Israeli soldiers sit on a tank close to the Israeli border with the Gaza Strip on Oct. 30, near where forces blew up a tunnel stretching from Gaza Strip into Israel. (Menahem Kahana/AFP/Getty Images)

  Israel's military said Monday that it destroyed an attack tunnel that led into its territory from the Gaza Strip, killing at least seven Palestinian militants, including a senior commander of the Islamic Jihad group and two members of Hamas. 

The tunnel crossed from the area of Khan Younis in Gaza and was still under construction, according to Lt. Col. Jonathan Conricus, a spokesman for the Israeli military. 

Islamic Jihad, the second-largest armed faction in Gaza after Hamas, said five of its members were killed, including the commander of its military wing in central Gaza. The group described the destruction of the tunnel as a "dangerous escalation" and said it reserved the right to respond to the "terrorist aggression."  

Hamas said two of its militants were killed during a rescue mission after the tunnel was targeted. 

Israel has been working on new technology to detect and destroy tunnels since its 2014 war with Hamas, when the group used underground warrens to launch attacks and defend themselves from airstrikes. A total of 67 Israeli soldiers and six Israeli civilians were killed in the conflict, while 2,251 Palestinians died, according to the United Nations.

Israel also is constructing an underground barrier to prevent tunnels from crossing into Israel. The Palestinian enclave is already fenced off above ground. 

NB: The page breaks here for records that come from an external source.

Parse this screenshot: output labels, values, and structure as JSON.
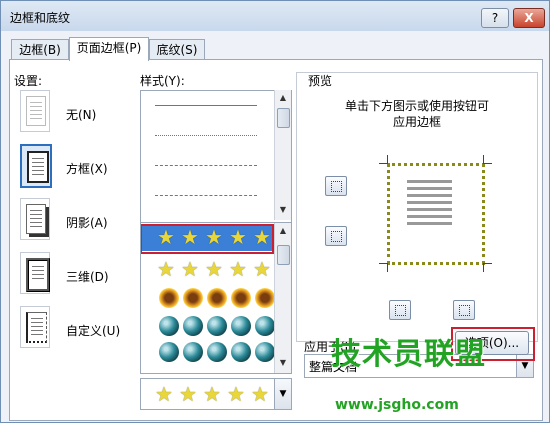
{
  "title": "边框和底纹",
  "titlebar": {
    "help": "?",
    "close": "X"
  },
  "tabs": [
    {
      "label": "边框(B)"
    },
    {
      "label": "页面边框(P)"
    },
    {
      "label": "底纹(S)"
    }
  ],
  "settings": {
    "label": "设置:",
    "items": [
      {
        "label": "无(N)"
      },
      {
        "label": "方框(X)"
      },
      {
        "label": "阴影(A)"
      },
      {
        "label": "三维(D)"
      },
      {
        "label": "自定义(U)"
      }
    ]
  },
  "style": {
    "label": "样式(Y):"
  },
  "preview": {
    "label": "预览",
    "hint_line1": "单击下方图示或使用按钮可",
    "hint_line2": "应用边框"
  },
  "apply_to": {
    "label": "应用于(L):",
    "value": "整篇文档"
  },
  "options_button": "选项(O)...",
  "watermark": {
    "main": "技术员联盟",
    "url": "www.jsgho.com"
  }
}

"I told you many times before that we are developing breakthrough technology to deal with the tunnel threat," Israeli Prime Minister Benjamin Netanyahu told local media on Friday. "We are implementing it. Today, we located a tunnel, and we destroyed it."

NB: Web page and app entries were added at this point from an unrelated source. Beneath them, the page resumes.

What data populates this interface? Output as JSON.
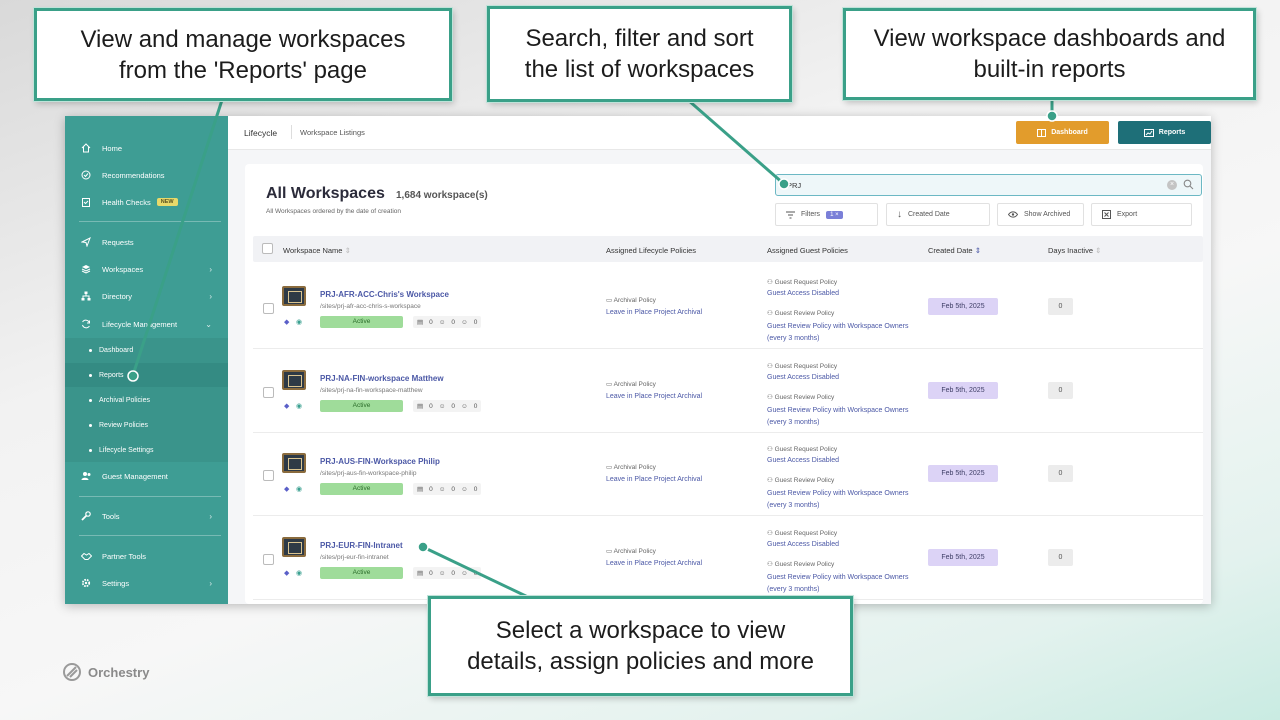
{
  "sidebar": {
    "items": [
      {
        "label": "Home"
      },
      {
        "label": "Recommendations"
      },
      {
        "label": "Health Checks",
        "badge": "NEW"
      },
      {
        "label": "Requests"
      },
      {
        "label": "Workspaces"
      },
      {
        "label": "Directory"
      },
      {
        "label": "Lifecycle Management"
      },
      {
        "label": "Guest Management"
      },
      {
        "label": "Tools"
      },
      {
        "label": "Partner Tools"
      },
      {
        "label": "Settings"
      }
    ],
    "sub_items": [
      {
        "label": "Dashboard"
      },
      {
        "label": "Reports"
      },
      {
        "label": "Archival Policies"
      },
      {
        "label": "Review Policies"
      },
      {
        "label": "Lifecycle Settings"
      }
    ]
  },
  "header": {
    "breadcrumb_1": "Lifecycle",
    "breadcrumb_2": "Workspace Listings",
    "dashboard_label": "Dashboard",
    "reports_label": "Reports"
  },
  "main": {
    "title": "All Workspaces",
    "count": "1,684 workspace(s)",
    "subtitle": "All Workspaces ordered by the date of creation",
    "search_value": "PRJ",
    "filters_label": "Filters",
    "filters_count": "1",
    "created_date_label": "Created Date",
    "show_archived_label": "Show Archived",
    "export_label": "Export",
    "columns": [
      "Workspace Name",
      "Assigned Lifecycle Policies",
      "Assigned Guest Policies",
      "Created Date",
      "Days Inactive"
    ]
  },
  "rows": [
    {
      "name": "PRJ-AFR-ACC-Chris's Workspace",
      "url": "/sites/prj-afr-acc-chris-s-workspace",
      "status": "Active",
      "meta": [
        "0",
        "0",
        "0"
      ],
      "lifecycle_label": "Archival Policy",
      "lifecycle_value": "Leave in Place Project Archival",
      "guest_label_1": "Guest Request Policy",
      "guest_value_1": "Guest Access Disabled",
      "guest_label_2": "Guest Review Policy",
      "guest_value_2": "Guest Review Policy with Workspace Owners (every 3 months)",
      "created": "Feb 5th, 2025",
      "days_inactive": "0"
    },
    {
      "name": "PRJ-NA-FIN-workspace Matthew",
      "url": "/sites/prj-na-fin-workspace-matthew",
      "status": "Active",
      "meta": [
        "0",
        "0",
        "0"
      ],
      "lifecycle_label": "Archival Policy",
      "lifecycle_value": "Leave in Place Project Archival",
      "guest_label_1": "Guest Request Policy",
      "guest_value_1": "Guest Access Disabled",
      "guest_label_2": "Guest Review Policy",
      "guest_value_2": "Guest Review Policy with Workspace Owners (every 3 months)",
      "created": "Feb 5th, 2025",
      "days_inactive": "0"
    },
    {
      "name": "PRJ-AUS-FIN-Workspace Philip",
      "url": "/sites/prj-aus-fin-workspace-philip",
      "status": "Active",
      "meta": [
        "0",
        "0",
        "0"
      ],
      "lifecycle_label": "Archival Policy",
      "lifecycle_value": "Leave in Place Project Archival",
      "guest_label_1": "Guest Request Policy",
      "guest_value_1": "Guest Access Disabled",
      "guest_label_2": "Guest Review Policy",
      "guest_value_2": "Guest Review Policy with Workspace Owners (every 3 months)",
      "created": "Feb 5th, 2025",
      "days_inactive": "0"
    },
    {
      "name": "PRJ-EUR-FIN-Intranet",
      "url": "/sites/prj-eur-fin-intranet",
      "status": "Active",
      "meta": [
        "0",
        "0",
        "0"
      ],
      "lifecycle_label": "Archival Policy",
      "lifecycle_value": "Leave in Place Project Archival",
      "guest_label_1": "Guest Request Policy",
      "guest_value_1": "Guest Access Disabled",
      "guest_label_2": "Guest Review Policy",
      "guest_value_2": "Guest Review Policy with Workspace Owners (every 3 months)",
      "created": "Feb 5th, 2025",
      "days_inactive": "0"
    }
  ],
  "callouts": {
    "reports": "View and manage workspaces\nfrom the 'Reports' page",
    "search": "Search, filter and sort\nthe list of workspaces",
    "dashboards": "View workspace dashboards and\nbuilt-in reports",
    "select": "Select a workspace to view\ndetails, assign policies and more"
  },
  "brand": {
    "name": "Orchestry"
  },
  "colors": {
    "accent": "#3aa088",
    "sidebar": "#3e9d94",
    "dashboard_button": "#e29c2c",
    "reports_button": "#1e6f78",
    "link": "#4b58a6"
  }
}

Conricus declined to give further information on the "new technology" but said it was used for the first time in detecting a tunnel. The tunnel ended just over a mile from the Israeli village of Kissufum, which he said was the assumed target.

"We have no interest in an escalation," he said, but he added that Hamas, which has controlled Gaza since 2007, would be held responsible for any aggressive action from the area. 

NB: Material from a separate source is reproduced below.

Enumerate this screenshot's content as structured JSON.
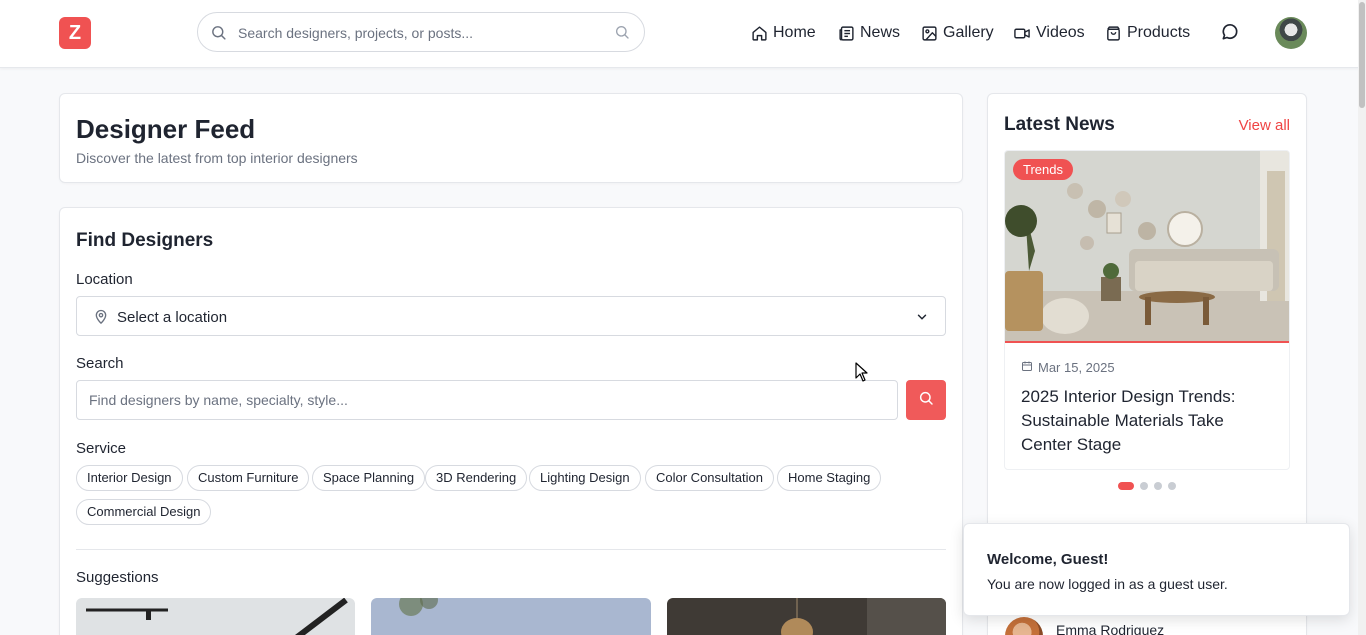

Hamas, which is in the process of reconciling with its rival Palestinian faction, Fatah, accused Israel of attempting to sow discord and "ruin efforts to restore Palestinian unity."